The historic snowfall amounts this past winter, the historic and tragic outbreak of tornadoes, the terrible flooding along the Mississippi River, and the other weather anomalies of recent times, make one wonder if there is some underlying cause.  Of course, these events are infinitesimal blips in the eons of the Earth’s climate history.  So we must exercise extreme caution when we ponder any sort of cause and effect.

But it seems more than a coincidence that the warming of the planet (which is irrefutable science — don’t listen to the naysayer talking heads in the media or political circles) may be playing a role.

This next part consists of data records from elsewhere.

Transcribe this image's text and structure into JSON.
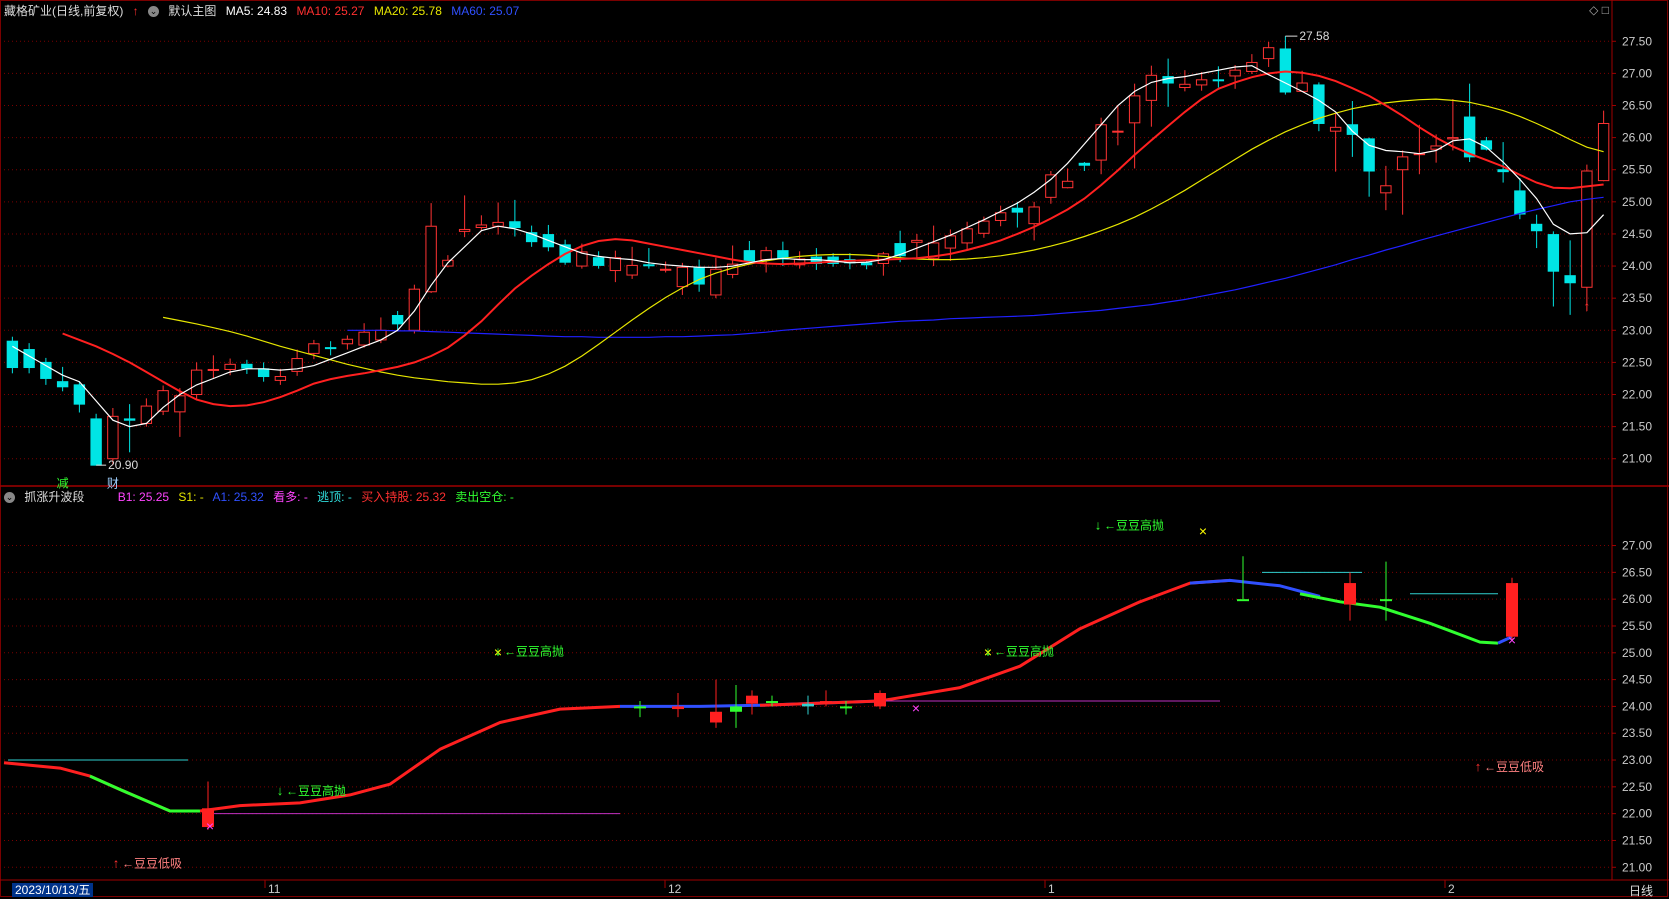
{
  "top_header": {
    "stock_name": "藏格矿业(日线,前复权)",
    "chart_mode": "默认主图",
    "ma5_label": "MA5: 24.83",
    "ma10_label": "MA10: 25.27",
    "ma20_label": "MA20: 25.78",
    "ma60_label": "MA60: 25.07"
  },
  "sub_header": {
    "indicator_name": "抓涨升波段",
    "b1": "B1: 25.25",
    "s1": "S1: -",
    "a1": "A1: 25.32",
    "kan_duo": "看多: -",
    "tao_ding": "逃顶: -",
    "buy_hold": "买入持股: 25.32",
    "sell_empty": "卖出空仓: -"
  },
  "top_axis_ticks": [
    "27.50",
    "27.00",
    "26.50",
    "26.00",
    "25.50",
    "25.00",
    "24.50",
    "24.00",
    "23.50",
    "23.00",
    "22.50",
    "22.00",
    "21.50",
    "21.00"
  ],
  "bottom_axis_ticks": [
    "27.00",
    "26.50",
    "26.00",
    "25.50",
    "25.00",
    "24.50",
    "24.00",
    "23.50",
    "23.00",
    "22.50",
    "22.00",
    "21.50",
    "21.00"
  ],
  "annotations": {
    "high_label": "27.58",
    "low_label": "20.90",
    "event_1": "减",
    "event_2": "财",
    "dou_high": "豆豆高抛",
    "dou_low": "豆豆低吸"
  },
  "time_axis": {
    "current_date": "2023/10/13/五",
    "month_labels": [
      "11",
      "12",
      "1",
      "2"
    ],
    "period": "日线"
  },
  "colors": {
    "up": "#ff3333",
    "down": "#00e5e5",
    "ma5": "#ffffff",
    "ma10": "#ff2020",
    "ma20": "#e6e600",
    "ma60": "#2020ff",
    "grid": "#7a0000",
    "axis_text": "#cccccc"
  },
  "chart_data": {
    "type": "candlestick",
    "ylim": [
      20.7,
      27.8
    ],
    "candles": [
      [
        22.83,
        22.42,
        22.9,
        22.33
      ],
      [
        22.7,
        22.42,
        22.8,
        22.33
      ],
      [
        22.5,
        22.25,
        22.57,
        22.15
      ],
      [
        22.2,
        22.12,
        22.43,
        22.05
      ],
      [
        22.15,
        21.85,
        22.2,
        21.72
      ],
      [
        21.62,
        20.9,
        21.7,
        20.9
      ],
      [
        21.0,
        21.66,
        21.79,
        20.9
      ],
      [
        21.62,
        21.6,
        21.85,
        21.1
      ],
      [
        21.55,
        21.82,
        21.94,
        21.5
      ],
      [
        21.74,
        22.06,
        22.14,
        21.68
      ],
      [
        21.73,
        21.98,
        22.1,
        21.34
      ],
      [
        22.0,
        22.38,
        22.5,
        21.91
      ],
      [
        22.38,
        22.39,
        22.61,
        22.25
      ],
      [
        22.39,
        22.47,
        22.56,
        22.3
      ],
      [
        22.47,
        22.41,
        22.54,
        22.32
      ],
      [
        22.4,
        22.28,
        22.5,
        22.2
      ],
      [
        22.22,
        22.28,
        22.4,
        22.15
      ],
      [
        22.36,
        22.56,
        22.7,
        22.29
      ],
      [
        22.64,
        22.79,
        22.85,
        22.55
      ],
      [
        22.73,
        22.72,
        22.83,
        22.61
      ],
      [
        22.79,
        22.86,
        22.92,
        22.7
      ],
      [
        22.77,
        22.97,
        23.11,
        22.73
      ],
      [
        22.85,
        23.0,
        23.2,
        22.8
      ],
      [
        23.23,
        23.1,
        23.3,
        23.0
      ],
      [
        23.0,
        23.64,
        23.71,
        22.95
      ],
      [
        23.6,
        24.62,
        24.98,
        23.58
      ],
      [
        24.0,
        24.09,
        24.17,
        23.98
      ],
      [
        24.54,
        24.57,
        25.1,
        24.45
      ],
      [
        24.6,
        24.64,
        24.79,
        24.55
      ],
      [
        24.62,
        24.68,
        24.99,
        24.49
      ],
      [
        24.69,
        24.6,
        25.03,
        24.46
      ],
      [
        24.52,
        24.38,
        24.63,
        24.3
      ],
      [
        24.49,
        24.3,
        24.64,
        24.23
      ],
      [
        24.33,
        24.06,
        24.41,
        24.02
      ],
      [
        24.0,
        24.22,
        24.35,
        23.96
      ],
      [
        24.13,
        24.01,
        24.23,
        23.96
      ],
      [
        23.93,
        24.13,
        24.24,
        23.75
      ],
      [
        23.86,
        24.01,
        24.3,
        23.8
      ],
      [
        24.02,
        24.01,
        24.28,
        23.96
      ],
      [
        23.95,
        23.95,
        24.07,
        23.9
      ],
      [
        23.68,
        23.98,
        24.05,
        23.55
      ],
      [
        23.98,
        23.72,
        24.1,
        23.6
      ],
      [
        23.55,
        23.95,
        24.13,
        23.5
      ],
      [
        23.87,
        24.03,
        24.32,
        23.81
      ],
      [
        24.24,
        24.07,
        24.39,
        24.07
      ],
      [
        24.1,
        24.24,
        24.3,
        23.9
      ],
      [
        24.24,
        24.11,
        24.38,
        24.0
      ],
      [
        24.02,
        24.11,
        24.23,
        23.96
      ],
      [
        24.14,
        24.04,
        24.28,
        23.94
      ],
      [
        24.14,
        24.04,
        24.2,
        23.99
      ],
      [
        24.1,
        24.05,
        24.2,
        23.95
      ],
      [
        24.05,
        24.02,
        24.1,
        23.95
      ],
      [
        24.04,
        24.19,
        24.22,
        23.85
      ],
      [
        24.35,
        24.16,
        24.55,
        24.06
      ],
      [
        24.37,
        24.4,
        24.5,
        24.12
      ],
      [
        24.12,
        24.36,
        24.63,
        24.0
      ],
      [
        24.28,
        24.47,
        24.57,
        24.08
      ],
      [
        24.36,
        24.58,
        24.69,
        24.25
      ],
      [
        24.51,
        24.7,
        24.77,
        24.44
      ],
      [
        24.71,
        24.83,
        24.94,
        24.62
      ],
      [
        24.9,
        24.84,
        25.0,
        24.6
      ],
      [
        24.66,
        24.92,
        25.0,
        24.4
      ],
      [
        25.07,
        25.42,
        25.48,
        24.97
      ],
      [
        25.22,
        25.32,
        25.52,
        25.21
      ],
      [
        25.6,
        25.57,
        25.62,
        25.48
      ],
      [
        25.65,
        26.2,
        26.31,
        25.43
      ],
      [
        26.09,
        26.1,
        26.5,
        25.88
      ],
      [
        26.23,
        26.65,
        26.84,
        25.52
      ],
      [
        26.58,
        26.97,
        27.12,
        26.17
      ],
      [
        26.95,
        26.85,
        27.23,
        26.48
      ],
      [
        26.78,
        26.83,
        27.05,
        26.72
      ],
      [
        26.82,
        26.9,
        27.02,
        26.73
      ],
      [
        26.9,
        26.89,
        27.11,
        26.78
      ],
      [
        26.96,
        27.05,
        27.13,
        26.76
      ],
      [
        27.03,
        27.17,
        27.3,
        26.99
      ],
      [
        27.23,
        27.4,
        27.49,
        27.1
      ],
      [
        27.38,
        26.71,
        27.58,
        26.67
      ],
      [
        26.72,
        26.85,
        27.04,
        26.71
      ],
      [
        26.82,
        26.22,
        26.86,
        26.1
      ],
      [
        26.1,
        26.16,
        26.38,
        25.47
      ],
      [
        26.2,
        26.05,
        26.57,
        25.7
      ],
      [
        25.98,
        25.48,
        26.0,
        25.08
      ],
      [
        25.14,
        25.25,
        25.56,
        24.87
      ],
      [
        25.5,
        25.7,
        25.8,
        24.8
      ],
      [
        25.74,
        25.75,
        26.2,
        25.43
      ],
      [
        25.82,
        25.87,
        26.05,
        25.61
      ],
      [
        25.98,
        26.0,
        26.6,
        25.8
      ],
      [
        26.32,
        25.7,
        26.84,
        25.62
      ],
      [
        25.95,
        25.82,
        26.01,
        25.8
      ],
      [
        25.5,
        25.47,
        25.93,
        25.3
      ],
      [
        25.17,
        24.81,
        25.37,
        24.73
      ],
      [
        24.65,
        24.55,
        24.8,
        24.28
      ],
      [
        24.49,
        23.92,
        24.54,
        23.37
      ],
      [
        23.85,
        23.74,
        24.4,
        23.24
      ],
      [
        23.67,
        25.48,
        25.58,
        23.3
      ],
      [
        25.33,
        26.22,
        26.42,
        25.32
      ]
    ],
    "ma5": [
      22.75,
      22.6,
      22.45,
      22.3,
      22.2,
      21.9,
      21.6,
      21.5,
      21.55,
      21.8,
      22.0,
      22.15,
      22.25,
      22.35,
      22.4,
      22.4,
      22.38,
      22.4,
      22.45,
      22.55,
      22.65,
      22.75,
      22.85,
      23.0,
      23.3,
      23.7,
      24.05,
      24.3,
      24.55,
      24.62,
      24.58,
      24.5,
      24.4,
      24.3,
      24.2,
      24.15,
      24.12,
      24.1,
      24.05,
      24.02,
      24.0,
      23.98,
      23.98,
      24.0,
      24.05,
      24.1,
      24.12,
      24.1,
      24.1,
      24.08,
      24.05,
      24.06,
      24.1,
      24.18,
      24.28,
      24.38,
      24.48,
      24.6,
      24.72,
      24.85,
      24.98,
      25.15,
      25.35,
      25.6,
      25.9,
      26.2,
      26.5,
      26.72,
      26.86,
      26.92,
      26.95,
      27.0,
      27.05,
      27.1,
      27.12,
      26.98,
      26.85,
      26.72,
      26.58,
      26.4,
      26.1,
      25.88,
      25.8,
      25.78,
      25.75,
      25.8,
      25.95,
      25.98,
      25.85,
      25.62,
      25.35,
      25.05,
      24.65,
      24.5,
      24.52,
      24.8
    ],
    "ma10": [
      22.95,
      22.85,
      22.75,
      22.63,
      22.5,
      22.35,
      22.2,
      22.05,
      21.92,
      21.85,
      21.82,
      21.83,
      21.88,
      21.96,
      22.06,
      22.17,
      22.24,
      22.29,
      22.33,
      22.38,
      22.43,
      22.5,
      22.6,
      22.73,
      22.92,
      23.14,
      23.4,
      23.65,
      23.85,
      24.03,
      24.19,
      24.31,
      24.39,
      24.42,
      24.4,
      24.35,
      24.3,
      24.25,
      24.2,
      24.15,
      24.1,
      24.06,
      24.04,
      24.03,
      24.04,
      24.05,
      24.07,
      24.08,
      24.09,
      24.1,
      24.11,
      24.12,
      24.15,
      24.19,
      24.25,
      24.32,
      24.4,
      24.5,
      24.61,
      24.74,
      24.88,
      25.05,
      25.26,
      25.49,
      25.73,
      25.96,
      26.18,
      26.4,
      26.6,
      26.76,
      26.86,
      26.94,
      27.0,
      27.03,
      27.01,
      26.96,
      26.88,
      26.77,
      26.65,
      26.5,
      26.34,
      26.16,
      26.0,
      25.86,
      25.75,
      25.65,
      25.55,
      25.42,
      25.3,
      25.22,
      25.21,
      25.24,
      25.27
    ],
    "ma20": [
      23.2,
      23.15,
      23.1,
      23.04,
      22.98,
      22.91,
      22.83,
      22.75,
      22.68,
      22.61,
      22.54,
      22.47,
      22.41,
      22.35,
      22.3,
      22.26,
      22.23,
      22.2,
      22.18,
      22.16,
      22.16,
      22.18,
      22.23,
      22.32,
      22.44,
      22.6,
      22.78,
      22.97,
      23.16,
      23.34,
      23.51,
      23.66,
      23.79,
      23.89,
      23.97,
      24.03,
      24.08,
      24.12,
      24.15,
      24.17,
      24.18,
      24.18,
      24.17,
      24.15,
      24.13,
      24.11,
      24.1,
      24.1,
      24.11,
      24.13,
      24.16,
      24.2,
      24.25,
      24.31,
      24.38,
      24.46,
      24.55,
      24.65,
      24.76,
      24.89,
      25.03,
      25.18,
      25.34,
      25.5,
      25.66,
      25.82,
      25.96,
      26.09,
      26.2,
      26.3,
      26.38,
      26.45,
      26.5,
      26.54,
      26.57,
      26.59,
      26.6,
      26.58,
      26.55,
      26.49,
      26.42,
      26.33,
      26.22,
      26.1,
      25.97,
      25.85,
      25.78
    ],
    "ma60": [
      23.0,
      23.0,
      23.0,
      22.99,
      22.99,
      22.98,
      22.97,
      22.96,
      22.95,
      22.94,
      22.93,
      22.92,
      22.91,
      22.9,
      22.9,
      22.89,
      22.89,
      22.89,
      22.89,
      22.9,
      22.9,
      22.91,
      22.92,
      22.93,
      22.95,
      22.97,
      23.0,
      23.02,
      23.04,
      23.06,
      23.08,
      23.1,
      23.12,
      23.14,
      23.15,
      23.16,
      23.18,
      23.19,
      23.2,
      23.21,
      23.22,
      23.23,
      23.25,
      23.27,
      23.29,
      23.31,
      23.34,
      23.37,
      23.4,
      23.44,
      23.48,
      23.53,
      23.58,
      23.63,
      23.69,
      23.75,
      23.81,
      23.88,
      23.95,
      24.02,
      24.1,
      24.17,
      24.25,
      24.32,
      24.4,
      24.47,
      24.54,
      24.61,
      24.68,
      24.75,
      24.82,
      24.88,
      24.94,
      25.0,
      25.04,
      25.07
    ]
  }
}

Many scientific studies have noted the correlation between the rising temperature of the planet and the rising temperature of the ocean’s waters.  As we all learned in science class, as water warms it evaporates more quickly.  A warmer ocean pumps more moisture into the atmosphere — and that ultimately leads to more rain (and, in the winter, more snow).  The warmer-water phenomenon may also be a factor in the stronger hurricanes that we’ve seen in recent times.

Real climatological trends take centuries of data to confirm.  But it does seem like the rise in the Earth’s temperature has tweaked the global weather engine just enough to spawn a higher frequency of extreme weather events.